- Your goal
Exactly as they appear, set down all of the records.

- Record extracts

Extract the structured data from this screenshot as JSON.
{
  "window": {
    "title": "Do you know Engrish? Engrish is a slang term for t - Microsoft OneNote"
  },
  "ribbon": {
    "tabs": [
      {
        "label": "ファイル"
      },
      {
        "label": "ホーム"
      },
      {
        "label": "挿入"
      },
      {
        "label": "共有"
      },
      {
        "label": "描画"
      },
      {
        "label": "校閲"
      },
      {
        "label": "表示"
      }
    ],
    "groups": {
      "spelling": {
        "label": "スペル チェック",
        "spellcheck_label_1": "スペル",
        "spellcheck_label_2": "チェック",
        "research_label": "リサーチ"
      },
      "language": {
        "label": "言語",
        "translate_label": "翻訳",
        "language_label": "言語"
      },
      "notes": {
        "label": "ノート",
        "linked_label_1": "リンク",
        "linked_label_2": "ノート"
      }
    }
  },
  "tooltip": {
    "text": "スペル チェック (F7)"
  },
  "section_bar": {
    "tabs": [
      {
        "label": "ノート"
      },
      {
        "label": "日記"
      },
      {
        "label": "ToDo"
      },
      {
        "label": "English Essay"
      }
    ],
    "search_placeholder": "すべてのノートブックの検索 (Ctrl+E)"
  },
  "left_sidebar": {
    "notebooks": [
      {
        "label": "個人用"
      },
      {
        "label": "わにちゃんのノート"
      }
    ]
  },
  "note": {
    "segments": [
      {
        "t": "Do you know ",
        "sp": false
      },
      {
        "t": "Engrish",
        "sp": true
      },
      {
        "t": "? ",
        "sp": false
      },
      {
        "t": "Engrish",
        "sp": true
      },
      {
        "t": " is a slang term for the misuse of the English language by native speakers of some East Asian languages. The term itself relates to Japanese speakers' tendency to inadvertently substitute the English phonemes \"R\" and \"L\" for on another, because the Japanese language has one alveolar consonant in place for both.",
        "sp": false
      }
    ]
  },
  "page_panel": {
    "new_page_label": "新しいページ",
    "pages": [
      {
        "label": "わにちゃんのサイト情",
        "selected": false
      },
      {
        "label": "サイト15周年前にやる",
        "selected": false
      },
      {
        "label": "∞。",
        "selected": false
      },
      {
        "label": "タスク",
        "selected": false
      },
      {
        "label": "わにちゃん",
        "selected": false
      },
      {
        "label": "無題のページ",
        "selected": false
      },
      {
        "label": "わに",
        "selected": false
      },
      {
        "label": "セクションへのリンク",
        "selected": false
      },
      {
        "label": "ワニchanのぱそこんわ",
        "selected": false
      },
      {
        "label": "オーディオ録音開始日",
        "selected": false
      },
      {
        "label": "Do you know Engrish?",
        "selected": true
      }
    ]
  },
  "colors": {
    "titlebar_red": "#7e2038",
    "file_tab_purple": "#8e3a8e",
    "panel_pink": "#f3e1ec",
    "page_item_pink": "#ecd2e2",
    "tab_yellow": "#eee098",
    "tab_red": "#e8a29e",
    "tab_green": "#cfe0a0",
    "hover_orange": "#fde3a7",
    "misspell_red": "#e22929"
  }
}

- Task result
Extract the structured data from this screenshot as JSON.
{
  "window": {
    "title": "Do you know Engrish? Engrish is a slang term for t - Microsoft OneNote"
  },
  "ribbon": {
    "tabs": [
      {
        "label": "ファイル"
      },
      {
        "label": "ホーム"
      },
      {
        "label": "挿入"
      },
      {
        "label": "共有"
      },
      {
        "label": "描画"
      },
      {
        "label": "校閲"
      },
      {
        "label": "表示"
      }
    ],
    "groups": {
      "spelling": {
        "label": "スペル チェック",
        "spellcheck_label_1": "スペル",
        "spellcheck_label_2": "チェック",
        "research_label": "リサーチ"
      },
      "language": {
        "label": "言語",
        "translate_label": "翻訳",
        "language_label": "言語"
      },
      "notes": {
        "label": "ノート",
        "linked_label_1": "リンク",
        "linked_label_2": "ノート"
      }
    }
  },
  "tooltip": {
    "text": "スペル チェック (F7)"
  },
  "section_bar": {
    "tabs": [
      {
        "label": "ノート"
      },
      {
        "label": "日記"
      },
      {
        "label": "ToDo"
      },
      {
        "label": "English Essay"
      }
    ],
    "search_placeholder": "すべてのノートブックの検索 (Ctrl+E)"
  },
  "left_sidebar": {
    "notebooks": [
      {
        "label": "個人用"
      },
      {
        "label": "わにちゃんのノート"
      }
    ]
  },
  "note": {
    "segments": [
      {
        "t": "Do you know ",
        "sp": false
      },
      {
        "t": "Engrish",
        "sp": true
      },
      {
        "t": "? ",
        "sp": false
      },
      {
        "t": "Engrish",
        "sp": true
      },
      {
        "t": " is a slang term for the misuse of the English language by native speakers of some East Asian languages. The term itself relates to Japanese speakers' tendency to inadvertently substitute the English phonemes \"R\" and \"L\" for on another, because the Japanese language has one alveolar consonant in place for both.",
        "sp": false
      }
    ]
  },
  "page_panel": {
    "new_page_label": "新しいページ",
    "pages": [
      {
        "label": "わにちゃんのサイト情",
        "selected": false
      },
      {
        "label": "サイト15周年前にやる",
        "selected": false
      },
      {
        "label": "∞。",
        "selected": false
      },
      {
        "label": "タスク",
        "selected": false
      },
      {
        "label": "わにちゃん",
        "selected": false
      },
      {
        "label": "無題のページ",
        "selected": false
      },
      {
        "label": "わに",
        "selected": false
      },
      {
        "label": "セクションへのリンク",
        "selected": false
      },
      {
        "label": "ワニchanのぱそこんわ",
        "selected": false
      },
      {
        "label": "オーディオ録音開始日",
        "selected": false
      },
      {
        "label": "Do you know Engrish?",
        "selected": true
      }
    ]
  },
  "colors": {
    "titlebar_red": "#7e2038",
    "file_tab_purple": "#8e3a8e",
    "panel_pink": "#f3e1ec",
    "page_item_pink": "#ecd2e2",
    "tab_yellow": "#eee098",
    "tab_red": "#e8a29e",
    "tab_green": "#cfe0a0",
    "hover_orange": "#fde3a7",
    "misspell_red": "#e22929"
  }
}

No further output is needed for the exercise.